Filter the entries beneath this task, copying only the lines that hold the word "JSON".
=== Dataset extract ===
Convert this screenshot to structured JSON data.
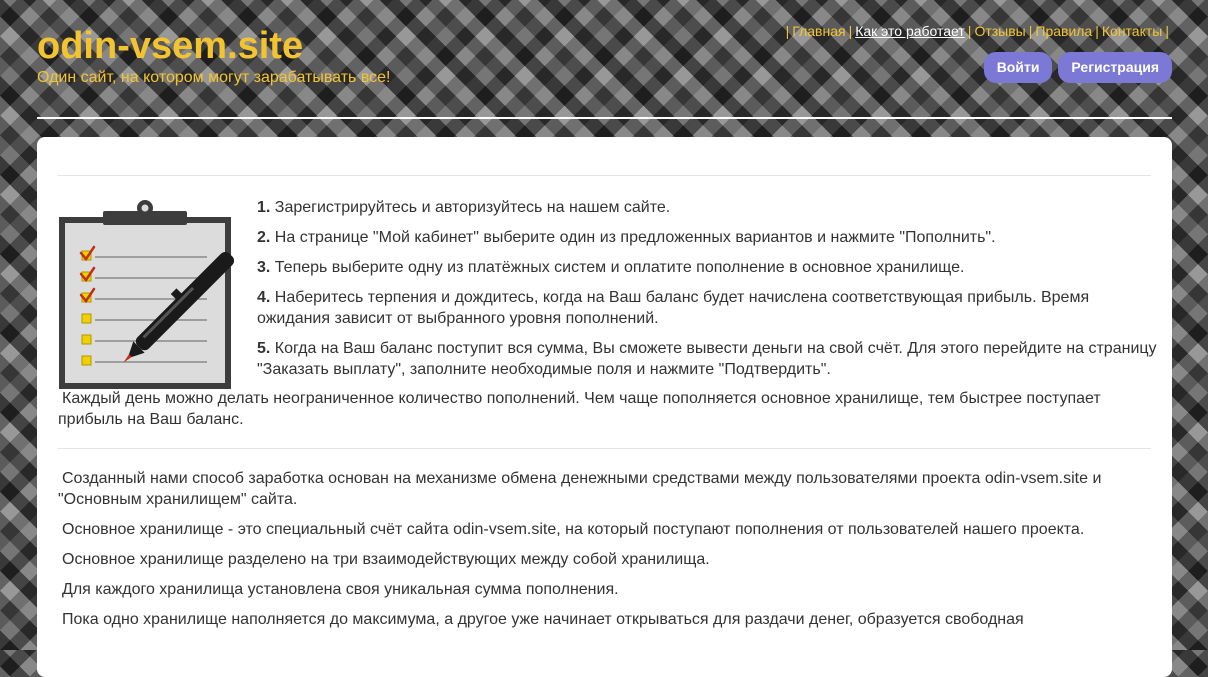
{
  "header": {
    "site_title": "odin-vsem.site",
    "tagline": "Один сайт, на котором могут зарабатывать все!"
  },
  "nav": {
    "items": [
      {
        "label": "Главная",
        "active": false
      },
      {
        "label": "Как это работает",
        "active": true
      },
      {
        "label": "Отзывы",
        "active": false
      },
      {
        "label": "Правила",
        "active": false
      },
      {
        "label": "Контакты",
        "active": false
      }
    ],
    "separator": "|"
  },
  "auth": {
    "login_label": "Войти",
    "register_label": "Регистрация"
  },
  "steps": [
    {
      "num": "1.",
      "text": " Зарегистрируйтесь и авторизуйтесь на нашем сайте."
    },
    {
      "num": "2.",
      "text": " На странице \"Мой кабинет\" выберите один из предложенных вариантов и нажмите \"Пополнить\"."
    },
    {
      "num": "3.",
      "text": " Теперь выберите одну из платёжных систем и оплатите пополнение в основное хранилище."
    },
    {
      "num": "4.",
      "text": " Наберитесь терпения и дождитесь, когда на Ваш баланс будет начислена соответствующая прибыль. Время ожидания зависит от выбранного уровня пополнений."
    },
    {
      "num": "5.",
      "text": " Когда на Ваш баланс поступит вся сумма, Вы сможете вывести деньги на свой счёт. Для этого перейдите на страницу \"Заказать выплату\", заполните необходимые поля и нажмите \"Подтвердить\"."
    }
  ],
  "after_steps": "Каждый день можно делать неограниченное количество пополнений. Чем чаще пополняется основное хранилище, тем быстрее поступает прибыль на Ваш баланс.",
  "section2": [
    "Созданный нами способ заработка основан на механизме обмена денежными средствами между пользователями проекта odin-vsem.site и \"Основным хранилищем\" сайта.",
    "Основное хранилище - это специальный счёт сайта odin-vsem.site, на который поступают пополнения от пользователей нашего проекта.",
    "Основное хранилище разделено на три взаимодействующих между собой хранилища.",
    "Для каждого хранилища установлена своя уникальная сумма пополнения.",
    "Пока одно хранилище наполняется до максимума, а другое уже начинает открываться для раздачи денег, образуется свободная"
  ],
  "colors": {
    "brand_yellow": "#f4c430",
    "button_purple": "#7b78d6",
    "text": "#333333"
  },
  "icons": {
    "illustration": "clipboard-checklist-pen-icon"
  }
}
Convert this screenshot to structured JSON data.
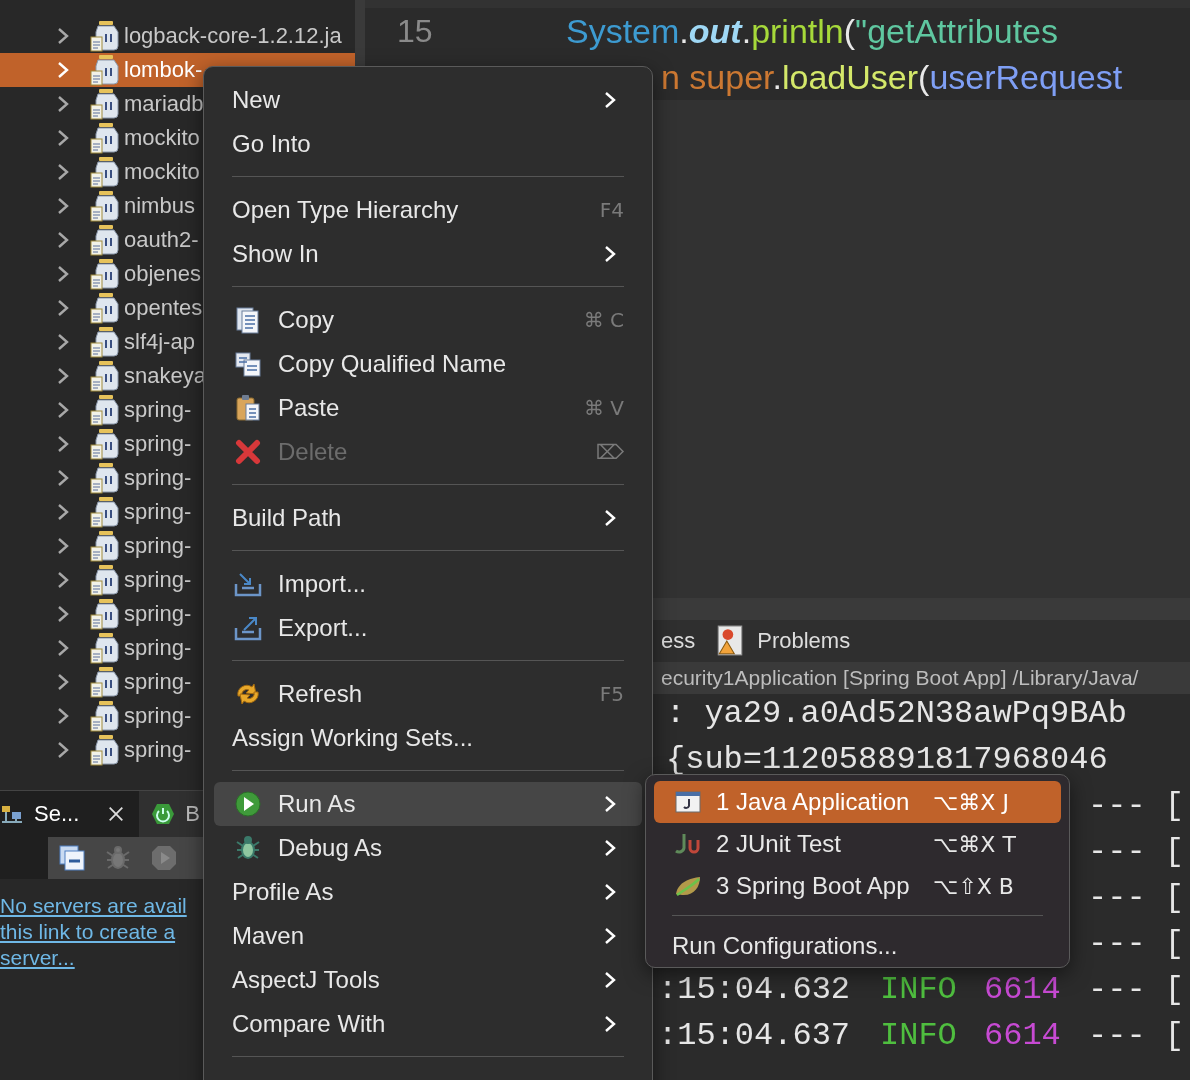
{
  "tree": {
    "items": [
      {
        "label": "logback-core-1.2.12.ja",
        "selected": false
      },
      {
        "label": "lombok-",
        "selected": true
      },
      {
        "label": "mariadb",
        "selected": false
      },
      {
        "label": "mockito",
        "selected": false
      },
      {
        "label": "mockito",
        "selected": false
      },
      {
        "label": "nimbus",
        "selected": false
      },
      {
        "label": "oauth2-",
        "selected": false
      },
      {
        "label": "objenes",
        "selected": false
      },
      {
        "label": "opentes",
        "selected": false
      },
      {
        "label": "slf4j-ap",
        "selected": false
      },
      {
        "label": "snakeya",
        "selected": false
      },
      {
        "label": "spring-",
        "selected": false
      },
      {
        "label": "spring-",
        "selected": false
      },
      {
        "label": "spring-",
        "selected": false
      },
      {
        "label": "spring-",
        "selected": false
      },
      {
        "label": "spring-",
        "selected": false
      },
      {
        "label": "spring-",
        "selected": false
      },
      {
        "label": "spring-",
        "selected": false
      },
      {
        "label": "spring-",
        "selected": false
      },
      {
        "label": "spring-",
        "selected": false
      },
      {
        "label": "spring-",
        "selected": false
      },
      {
        "label": "spring-",
        "selected": false
      }
    ]
  },
  "servers_view": {
    "tabs": [
      {
        "label": "Se...",
        "selected": true
      },
      {
        "label": "B",
        "selected": false
      }
    ],
    "toolbar": [
      {
        "disabled": false
      },
      {
        "disabled": true
      },
      {
        "disabled": true
      }
    ],
    "link_lines": [
      "No servers are avail",
      "this link to create a",
      "server..."
    ]
  },
  "editor": {
    "line_number": "15",
    "lines": [
      {
        "segments": [
          {
            "kind": "type",
            "text": "System"
          },
          {
            "kind": "punct",
            "text": "."
          },
          {
            "kind": "field",
            "text": "out"
          },
          {
            "kind": "punct",
            "text": "."
          },
          {
            "kind": "method",
            "text": "println"
          },
          {
            "kind": "punct",
            "text": "("
          },
          {
            "kind": "string",
            "text": "\"getAttributes"
          }
        ]
      },
      {
        "segments": [
          {
            "kind": "keyword",
            "text": "n super"
          },
          {
            "kind": "punct",
            "text": "."
          },
          {
            "kind": "call",
            "text": "loadUser"
          },
          {
            "kind": "punct",
            "text": "("
          },
          {
            "kind": "var",
            "text": "userRequest"
          }
        ]
      }
    ]
  },
  "console": {
    "tabs": [
      {
        "label": "ess",
        "selected": false
      },
      {
        "label": "Problems",
        "selected": false
      }
    ],
    "header": "ecurity1Application [Spring Boot App] /Library/Java/",
    "lines": [
      {
        "text": ": ya29.a0Ad52N38awPq9BAb"
      },
      {
        "text": "{sub=112058891817968046"
      },
      {
        "tail": "--- ["
      },
      {
        "tail": "--- ["
      },
      {
        "tail": "--- ["
      },
      {
        "tail": "--- ["
      },
      {
        "time": ":15:04.632",
        "level": "INFO",
        "pid": "6614",
        "tail": "--- ["
      },
      {
        "time": ":15:04.637",
        "level": "INFO",
        "pid": "6614",
        "tail": "--- ["
      }
    ]
  },
  "context_menu": {
    "items": [
      {
        "kind": "item",
        "label": "New",
        "arrow": true,
        "selected": false,
        "disabled": false
      },
      {
        "kind": "item",
        "label": "Go Into",
        "arrow": false,
        "selected": false,
        "disabled": false
      },
      {
        "kind": "separator"
      },
      {
        "kind": "item",
        "label": "Open Type Hierarchy",
        "shortcut": "F4",
        "arrow": false,
        "selected": false,
        "disabled": false
      },
      {
        "kind": "item",
        "label": "Show In",
        "arrow": true,
        "selected": false,
        "disabled": false
      },
      {
        "kind": "separator"
      },
      {
        "kind": "item",
        "label": "Copy",
        "shortcut": "⌘ C",
        "arrow": false,
        "selected": false,
        "disabled": false
      },
      {
        "kind": "item",
        "label": "Copy Qualified Name",
        "arrow": false,
        "selected": false,
        "disabled": false
      },
      {
        "kind": "item",
        "label": "Paste",
        "shortcut": "⌘ V",
        "arrow": false,
        "selected": false,
        "disabled": false
      },
      {
        "kind": "item",
        "label": "Delete",
        "shortcut": "⌦",
        "arrow": false,
        "selected": false,
        "disabled": true
      },
      {
        "kind": "separator"
      },
      {
        "kind": "item",
        "label": "Build Path",
        "arrow": true,
        "selected": false,
        "disabled": false
      },
      {
        "kind": "separator"
      },
      {
        "kind": "item",
        "label": "Import...",
        "arrow": false,
        "selected": false,
        "disabled": false
      },
      {
        "kind": "item",
        "label": "Export...",
        "arrow": false,
        "selected": false,
        "disabled": false
      },
      {
        "kind": "separator"
      },
      {
        "kind": "item",
        "label": "Refresh",
        "shortcut": "F5",
        "arrow": false,
        "selected": false,
        "disabled": false
      },
      {
        "kind": "item",
        "label": "Assign Working Sets...",
        "arrow": false,
        "selected": false,
        "disabled": false
      },
      {
        "kind": "separator"
      },
      {
        "kind": "item",
        "label": "Run As",
        "arrow": true,
        "selected": true,
        "disabled": false
      },
      {
        "kind": "item",
        "label": "Debug As",
        "arrow": true,
        "selected": false,
        "disabled": false
      },
      {
        "kind": "item",
        "label": "Profile As",
        "arrow": true,
        "selected": false,
        "disabled": false
      },
      {
        "kind": "item",
        "label": "Maven",
        "arrow": true,
        "selected": false,
        "disabled": false
      },
      {
        "kind": "item",
        "label": "AspectJ Tools",
        "arrow": true,
        "selected": false,
        "disabled": false
      },
      {
        "kind": "item",
        "label": "Compare With",
        "arrow": true,
        "selected": false,
        "disabled": false
      },
      {
        "kind": "separator"
      }
    ]
  },
  "submenu": {
    "items": [
      {
        "kind": "item",
        "label": "1 Java Application",
        "shortcut": "⌥⌘X J",
        "selected": true
      },
      {
        "kind": "item",
        "label": "2 JUnit Test",
        "shortcut": "⌥⌘X T",
        "selected": false
      },
      {
        "kind": "item",
        "label": "3 Spring Boot App",
        "shortcut": "⌥⇧X B",
        "selected": false
      },
      {
        "kind": "separator"
      },
      {
        "kind": "item",
        "label": "Run Configurations...",
        "selected": false
      }
    ]
  }
}
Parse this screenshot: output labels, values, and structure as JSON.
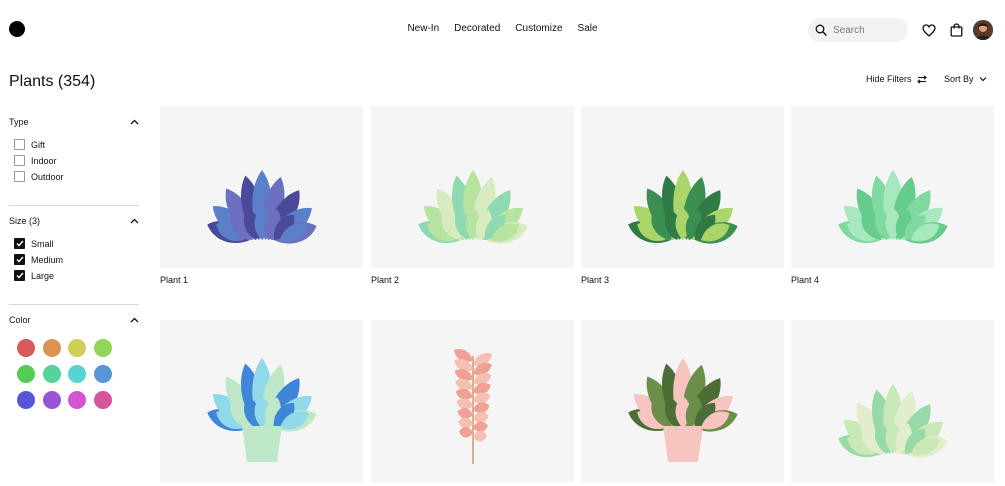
{
  "header": {
    "nav": [
      "New-In",
      "Decorated",
      "Customize",
      "Sale"
    ],
    "search_placeholder": "Search"
  },
  "page": {
    "title": "Plants (354)",
    "hide_filters": "Hide Filters",
    "sort_by": "Sort By"
  },
  "filters": {
    "type": {
      "title": "Type",
      "options": [
        {
          "label": "Gift",
          "checked": false
        },
        {
          "label": "Indoor",
          "checked": false
        },
        {
          "label": "Outdoor",
          "checked": false
        }
      ]
    },
    "size": {
      "title": "Size (3)",
      "options": [
        {
          "label": "Small",
          "checked": true
        },
        {
          "label": "Medium",
          "checked": true
        },
        {
          "label": "Large",
          "checked": true
        }
      ]
    },
    "color": {
      "title": "Color",
      "swatches": [
        "#d65a5a",
        "#d99550",
        "#cfcf58",
        "#8fd65a",
        "#55cc55",
        "#55d49a",
        "#55d4d4",
        "#5a95d6",
        "#5555d6",
        "#9a55d6",
        "#d455d4",
        "#d6559a"
      ]
    }
  },
  "products": [
    {
      "name": "Plant 1",
      "icon": "purple-blue-plant",
      "colors": [
        "#4b4a9a",
        "#5b7fc8",
        "#6d6fbf"
      ]
    },
    {
      "name": "Plant 2",
      "icon": "light-green-plant",
      "colors": [
        "#8fd9b0",
        "#b7e3a0",
        "#d8ebc0"
      ]
    },
    {
      "name": "Plant 3",
      "icon": "monstera-plant",
      "colors": [
        "#2f7a45",
        "#a9d56a",
        "#3c8f52"
      ]
    },
    {
      "name": "Plant 4",
      "icon": "mint-monstera-plant",
      "colors": [
        "#7fd9a0",
        "#a8e8bf",
        "#66cc8c"
      ]
    },
    {
      "name": "",
      "icon": "blue-potted-plant",
      "colors": [
        "#3f86d8",
        "#8fd9e8",
        "#bfe8c8"
      ]
    },
    {
      "name": "",
      "icon": "pink-stem-plant",
      "colors": [
        "#f0a193",
        "#d8b08a",
        "#f5bfb3"
      ]
    },
    {
      "name": "",
      "icon": "olive-potted-plant",
      "colors": [
        "#4c6d35",
        "#f7c4c0",
        "#6b8f48"
      ]
    },
    {
      "name": "",
      "icon": "pale-green-plant",
      "colors": [
        "#98d9a8",
        "#c9e8b8",
        "#e2edcc"
      ]
    }
  ]
}
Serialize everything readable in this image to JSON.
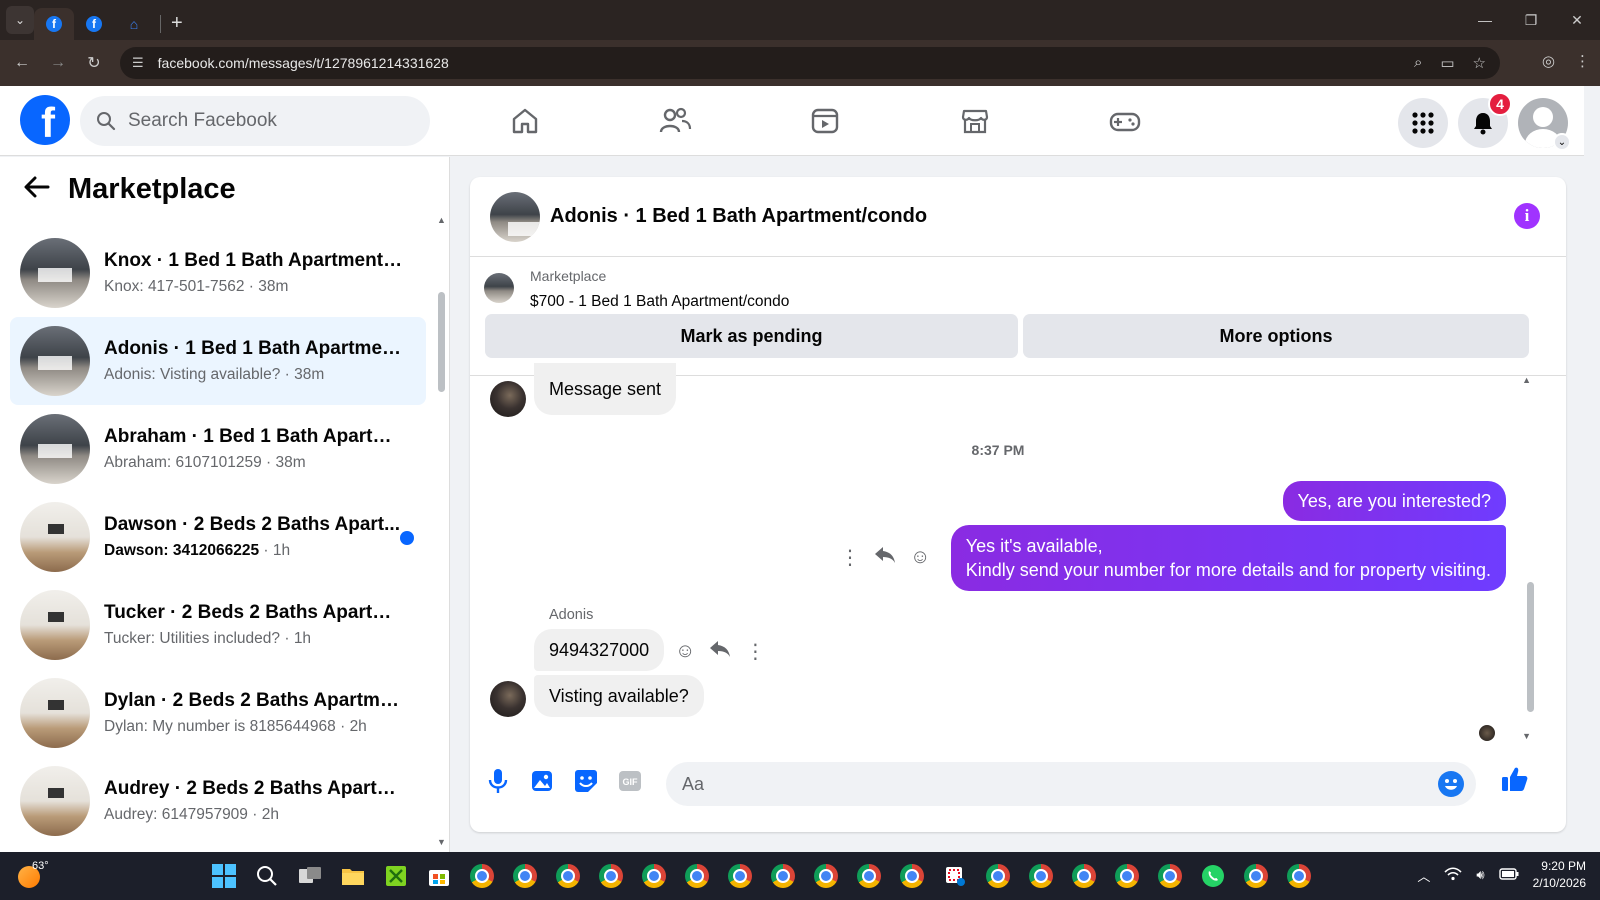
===
- [Result for this exercise]:
Convert this screenshot to structured JSON data.
Convert this screenshot to structured JSON data.
Parse this screenshot: output labels, values, and structure as JSON.
Serialize everything readable in this image to JSON.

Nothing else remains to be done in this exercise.